$$2\cos(\omega t) = e^{j\omega t} + e^{-j\omega t}$$

Adding in a phase term:

$$2\cos(\omega t + \phi) = e^{j(\omega t+\phi)} + e^{-j(\omega t+\phi)}$$

Why this is so is clearer by reviewing the geometric operations of the terms. The general exponential expression $$Ae^{j/\theta}$$ with real $$A$$ and real $$\theta$$ is a phasor with magnitude $$A$$ and angle $$\theta$$, which would appear as follows when plotted on a complex plane:

Thus the term $$e^{j\omega t}$$ is a phasor with magnitude equal to one and phase linearly increasing with time in the positive direction. Plotted on the complex plane it would rotate counter-clockwise at a constant rate (for constant $$\omega$$) and is referred to specifically as a positive frequency, and with that it would specifically be plotted on the positive frequency axis in the frequency domain. Similarly $$e^{-j\omega t}$$ rotates clockwise (and therefore is a negative frequency plotted on the negative frequency axis) and when we sum them together we get a real cosine at twice the magnitude. Real sinusoids do not have a notion of "positive" or "negative" frequency and thus are plotted on a positive frequency axis only.

With the exponential Fourier Series in the frequency domain we see the coefficients for the individual spinning phasors, while in the trigonemtric Fourier Series we see the coefficients for sinusoids that the phasors would sum to. Thus the exponential Fourier Series is "two-sided" with the frequency axis extending to $$\pm \infty$$ while the frequency axis for the trigonometric Fourier Series is "one-sided" extending from $$0$$ to $$\infty$$. This is consistent with the index used for the time domain reconstruction given by the first two formulas above. For the simple case of a cosine as demonstrated here, we would have the following two results in the frequency domain:

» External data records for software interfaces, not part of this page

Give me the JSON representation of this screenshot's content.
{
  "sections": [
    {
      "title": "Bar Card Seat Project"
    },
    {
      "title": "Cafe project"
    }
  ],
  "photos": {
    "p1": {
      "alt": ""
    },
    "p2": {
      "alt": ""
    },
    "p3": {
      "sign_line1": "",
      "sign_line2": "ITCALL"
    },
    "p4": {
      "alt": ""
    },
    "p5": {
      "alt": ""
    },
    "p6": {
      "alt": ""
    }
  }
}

Note in this plot we see a fundamental property of the Fourier Series as well as Fourier Transform for real waveforms: the spectrum will always be "complex conjugate symmetric" which means the negative frequencies will have the same magnitude and opposite phase as the positive frequencies. Why this is so is hopefully clear from the graphic I showed demonstrating how $$e^{j\omega t}$$ sums with $$e^{-j\omega t}$$ (same magnitude, opposite phase) to be the real $$2\cos(\omega t)$$. The two phasors sum such that the angles cancel and the result will always stay on the real axis!

• Thanks for answering. If they are same , then why the phase spectrum of exponential fourier series appears on both sides of the y axis and phase spectrum of trigonometric fourier series only on the positive side of y axis. In case of amplitude spectrum , the amplitude spectrum of trigonometric fourier series which appears on the positive side of y axis , divides into two parts and appears on the either side of y axis. Does the same thing happen with phase spectrum as well ?If yes , Can you please show me how they are related mathematically to the one you mentioned above in the answer. . Jan 21 at 14:05
• I think I know your confusion and adding some more background for you...stay tuned Jan 21 at 14:07
• thank you sir , I am looking forward to your answer . Jan 21 at 14:15
• Thank you sir for answering , isn't the phase spectrum of exponential fourier series odd symmetric ? Jan 21 at 14:36
• Yes complex conjugate symmetric, the negative frequencies have the opposite phase as the positive frequencies. The trigonometric Fourier Series has the same phase as the positive frequencies for the exponential Fourier Series. Read through my answer as hopefully I am now making that clear. Jan 21 at 14:37